I wait and pray and hope I will look forward to each brand new day thankful for all that I've had and will always have thankful for the sun that shines again believing and hanging on believing that life will go on it can't help but go on it shall go on and in so going there really is no end only mornings and evenings and life that never ever ends.
She wondered how to mourn the death of a son who wasn't dead. And yet the loss of separation made that easy. The idea of pain made pain, where she knew none could possibly truly exist.
Surviving the death of a loved one...one day at a time.
Will my eyes adjust to this darkness? Will I find you in the dark – not in the streaks of light which remain, but in the darkness? Has anyone ever found you there? Did they love what they saw? Did they see love? And are there songs for singing when the light has gone dim? Or in the dark, is it best to wait in silence? Noon has darkened. As fast as they could say, ‘He’s dead,’ the light dimmed. And where are you in the darkness? I learned to spy you in the light. Here in this darkness, I cannot find you. If I had never looked for you, or looked but never found, I would not feel this pain of your absence. Or is not your absence in which I dwell, but your elusive troubling presence? It’s the neverness that is so painful. Never again to be here with us – never to sit with us at the table…. All the rest of our lives we must live without him. Only our death can stop the pain of his death.
For no soul can ever be replaced, and death claims a beauty and a magnificence that will always be missed.
The world slides, the world goes, and death makes equal the rich and the poor
The sorrow we feel when we lose a loved one is the price we pay to have had them in our lives.
I sensed that he was dead, but wasn't sure if death was forever. It seemed best to stay nearby, in case the chance came to make everything changed.
Even now, I feel your arms around me My breath is your breath and yours mine Even now, I hear you laughing like bells ... You sing to me and I sing to you Dear child of my womb, my love, Time has left us, left us forever together.
Joan Walsh Anglund
My arms are empty without you! My heart cries out, lonely in the darkness, but you are not here. No tears shall bring you back into my arms again. My mothers love was not strong enough to keep you, but it is strong enough to follow and find you, though all the mists of Eternity should try to come between!
Lailah Gifty Akita
The dead only knows their world.
All over now. He is either in joy or nothingness. (So why grieve? The worst of it, for him, is over.) Because I loved him so and am in the habit of loving him and that love must take the form of fussing and worry and doing.
Each man lives in his own universe and when he dies the world is over
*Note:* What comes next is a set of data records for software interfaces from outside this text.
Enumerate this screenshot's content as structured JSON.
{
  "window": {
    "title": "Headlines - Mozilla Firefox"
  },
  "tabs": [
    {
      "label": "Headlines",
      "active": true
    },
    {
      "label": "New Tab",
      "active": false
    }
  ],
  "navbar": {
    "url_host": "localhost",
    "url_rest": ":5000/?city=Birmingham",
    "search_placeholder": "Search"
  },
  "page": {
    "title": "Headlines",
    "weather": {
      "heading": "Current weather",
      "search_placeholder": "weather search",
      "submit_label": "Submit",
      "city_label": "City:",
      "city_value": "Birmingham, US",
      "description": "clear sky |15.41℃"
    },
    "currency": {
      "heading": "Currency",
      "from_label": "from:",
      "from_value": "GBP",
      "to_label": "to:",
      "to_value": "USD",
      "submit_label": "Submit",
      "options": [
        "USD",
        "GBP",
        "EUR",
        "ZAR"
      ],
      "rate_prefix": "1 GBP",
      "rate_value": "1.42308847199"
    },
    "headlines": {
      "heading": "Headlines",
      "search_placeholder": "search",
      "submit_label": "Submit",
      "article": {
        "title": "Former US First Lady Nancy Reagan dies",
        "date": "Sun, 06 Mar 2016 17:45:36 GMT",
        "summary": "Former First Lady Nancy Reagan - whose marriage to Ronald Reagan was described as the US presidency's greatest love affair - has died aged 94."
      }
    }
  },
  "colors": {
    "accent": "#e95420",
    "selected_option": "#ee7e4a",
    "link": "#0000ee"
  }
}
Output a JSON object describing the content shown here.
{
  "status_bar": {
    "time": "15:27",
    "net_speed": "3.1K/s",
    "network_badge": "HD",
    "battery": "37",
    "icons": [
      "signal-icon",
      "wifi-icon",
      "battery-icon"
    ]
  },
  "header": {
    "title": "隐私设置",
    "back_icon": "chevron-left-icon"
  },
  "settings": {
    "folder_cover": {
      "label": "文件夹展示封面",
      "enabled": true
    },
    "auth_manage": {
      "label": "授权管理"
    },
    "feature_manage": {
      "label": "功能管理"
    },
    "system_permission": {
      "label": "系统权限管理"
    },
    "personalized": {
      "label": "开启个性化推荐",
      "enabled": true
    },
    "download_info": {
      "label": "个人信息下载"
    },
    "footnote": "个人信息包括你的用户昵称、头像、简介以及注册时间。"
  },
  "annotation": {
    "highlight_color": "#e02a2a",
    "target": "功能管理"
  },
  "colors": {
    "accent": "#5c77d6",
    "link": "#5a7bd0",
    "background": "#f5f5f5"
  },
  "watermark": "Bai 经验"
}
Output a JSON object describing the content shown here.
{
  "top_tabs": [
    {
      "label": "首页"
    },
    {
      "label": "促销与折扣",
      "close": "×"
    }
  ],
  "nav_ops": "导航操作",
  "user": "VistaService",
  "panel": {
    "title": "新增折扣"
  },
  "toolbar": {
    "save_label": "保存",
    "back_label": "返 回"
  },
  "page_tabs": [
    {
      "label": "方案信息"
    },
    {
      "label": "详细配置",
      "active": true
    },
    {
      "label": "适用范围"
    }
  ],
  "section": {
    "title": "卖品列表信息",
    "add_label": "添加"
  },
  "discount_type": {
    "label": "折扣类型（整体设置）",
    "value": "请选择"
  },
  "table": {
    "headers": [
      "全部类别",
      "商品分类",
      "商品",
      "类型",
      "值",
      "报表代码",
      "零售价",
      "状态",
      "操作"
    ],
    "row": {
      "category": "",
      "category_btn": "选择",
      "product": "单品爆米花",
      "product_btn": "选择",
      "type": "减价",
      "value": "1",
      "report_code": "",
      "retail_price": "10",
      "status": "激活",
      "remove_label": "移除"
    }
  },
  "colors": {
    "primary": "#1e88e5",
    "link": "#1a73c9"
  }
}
Better to scratch the wound than bandage it: those who lose a child shouldn't be consoled; parents die to make room for their kids, not the other way around. He wasn't being cruel, he just thought a gash that deep had to be respected, not swaddled over with cuddles.
Dreams, just dreams, it's all illusion